Unframed stretched canvas. Image of elderly woman in red dress and dark apron seated reading letter. Pot belly stove to the left, laundry hanging in background, broom and dustpan to her right.
Signed LL: Hisako Hibi / March 1945

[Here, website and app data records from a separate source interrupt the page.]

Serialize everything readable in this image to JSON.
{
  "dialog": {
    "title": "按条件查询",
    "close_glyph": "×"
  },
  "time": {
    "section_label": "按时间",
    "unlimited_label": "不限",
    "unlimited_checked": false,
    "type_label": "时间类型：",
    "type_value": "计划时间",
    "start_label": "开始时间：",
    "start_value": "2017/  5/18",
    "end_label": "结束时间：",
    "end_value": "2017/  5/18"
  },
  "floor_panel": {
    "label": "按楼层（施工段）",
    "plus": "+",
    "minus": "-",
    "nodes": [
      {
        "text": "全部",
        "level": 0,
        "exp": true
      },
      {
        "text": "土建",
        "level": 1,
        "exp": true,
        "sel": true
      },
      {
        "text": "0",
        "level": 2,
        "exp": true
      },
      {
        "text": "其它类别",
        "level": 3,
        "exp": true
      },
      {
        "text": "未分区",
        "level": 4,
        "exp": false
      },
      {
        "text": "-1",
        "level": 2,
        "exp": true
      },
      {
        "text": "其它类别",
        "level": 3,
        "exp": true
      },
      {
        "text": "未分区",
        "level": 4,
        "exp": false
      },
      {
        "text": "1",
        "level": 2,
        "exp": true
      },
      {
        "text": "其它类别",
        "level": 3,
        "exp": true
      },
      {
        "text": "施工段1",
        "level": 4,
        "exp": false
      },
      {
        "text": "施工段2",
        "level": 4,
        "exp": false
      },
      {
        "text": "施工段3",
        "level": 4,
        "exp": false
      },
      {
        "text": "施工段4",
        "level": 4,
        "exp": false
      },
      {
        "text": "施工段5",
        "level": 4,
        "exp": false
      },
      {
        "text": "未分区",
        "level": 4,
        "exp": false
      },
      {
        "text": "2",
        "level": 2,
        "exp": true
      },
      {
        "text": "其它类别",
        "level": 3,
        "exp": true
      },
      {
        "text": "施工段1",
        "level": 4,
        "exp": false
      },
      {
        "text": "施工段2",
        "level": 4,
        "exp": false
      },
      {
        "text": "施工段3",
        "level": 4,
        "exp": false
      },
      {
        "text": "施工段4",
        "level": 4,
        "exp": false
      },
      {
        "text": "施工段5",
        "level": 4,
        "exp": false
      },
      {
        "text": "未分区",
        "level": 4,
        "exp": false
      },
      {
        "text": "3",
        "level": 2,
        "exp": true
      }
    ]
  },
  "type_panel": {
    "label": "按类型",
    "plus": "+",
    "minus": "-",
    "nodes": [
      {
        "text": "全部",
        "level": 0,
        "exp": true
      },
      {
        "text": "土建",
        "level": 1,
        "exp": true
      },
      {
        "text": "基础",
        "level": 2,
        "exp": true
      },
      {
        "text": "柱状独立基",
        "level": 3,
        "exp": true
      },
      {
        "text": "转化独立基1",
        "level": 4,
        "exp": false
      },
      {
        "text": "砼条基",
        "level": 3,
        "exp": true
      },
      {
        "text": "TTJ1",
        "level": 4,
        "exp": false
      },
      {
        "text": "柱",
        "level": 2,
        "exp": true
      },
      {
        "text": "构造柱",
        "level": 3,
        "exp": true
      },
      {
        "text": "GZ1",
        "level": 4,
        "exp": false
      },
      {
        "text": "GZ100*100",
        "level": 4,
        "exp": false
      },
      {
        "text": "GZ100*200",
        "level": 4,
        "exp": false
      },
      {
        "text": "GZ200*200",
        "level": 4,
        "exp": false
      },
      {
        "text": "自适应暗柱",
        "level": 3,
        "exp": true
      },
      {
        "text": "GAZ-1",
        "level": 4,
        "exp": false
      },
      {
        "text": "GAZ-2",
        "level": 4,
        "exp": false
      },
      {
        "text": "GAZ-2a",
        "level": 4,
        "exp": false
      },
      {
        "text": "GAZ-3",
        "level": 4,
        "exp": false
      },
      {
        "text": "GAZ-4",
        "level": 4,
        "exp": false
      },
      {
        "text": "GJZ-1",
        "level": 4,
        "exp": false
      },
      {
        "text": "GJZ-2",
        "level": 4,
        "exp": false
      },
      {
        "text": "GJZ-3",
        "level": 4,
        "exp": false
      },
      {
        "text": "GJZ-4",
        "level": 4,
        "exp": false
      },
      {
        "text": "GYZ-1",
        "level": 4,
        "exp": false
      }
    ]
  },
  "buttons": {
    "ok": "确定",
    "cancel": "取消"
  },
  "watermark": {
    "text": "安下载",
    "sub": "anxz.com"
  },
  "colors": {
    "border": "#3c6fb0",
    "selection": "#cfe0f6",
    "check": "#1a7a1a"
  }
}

This painting is the only example from this collection of an interior scene of one of the barracks. In this work Hisako Hibi provides a detailed and close view of one of the barrack "apartments" that families were housed in. A woman is seated slightly hunched over as she reads a letter. Her oval shape is echoed by the pot-bellied stove which stands sightly behind her and to the left. Although we do not know much about the woman, it is important to note that Hibi does identify her as a mother. The occasion of the letter is clearly significant and Hibi allows the viewer to see the opening of the letter which reads, "Dear Mother." This letter could have been from a son or daughter who had relocated outside of camp for a number of different reasons. Many young Japanese American men volunteered or were drafted into the US army, so it is possible that this letter is from the woman's son who became a soldier. Other young people were allowed to begin or resume their college educations in schools outside of the West coast. Many went to places in the Midwest and some went to the East coast. Still other individuals found work in other parts of Utah and places where there was a shortage of agricultural labor because of the war. The resettlement project conducted by the WRA was a complicated one. Its main purpose was to prevent Japanese Americans from repopulating the West coast which was considered vulnerable to attack by the Japanese. Thus, the letter referred to in this painting could have referenced a number of different situations. Hibi provides other details of the living quarters, including the hanging laundry and the drawing pinned to the wall behind the woman. (This drawing apparently refers to a picture made by Ibuki Lee, the artist's daughter, when she was a child.) The presence of the hanging laundry and the broom and dustpan at her side suggest that the woman may have interrupted her chores to read this letter.
All requests for permission to publish, reproduce, or quote from materials in this collection must be submitted to the Collections Management & Access Unit at the Japanese American National Museum (firstname.lastname@example.org).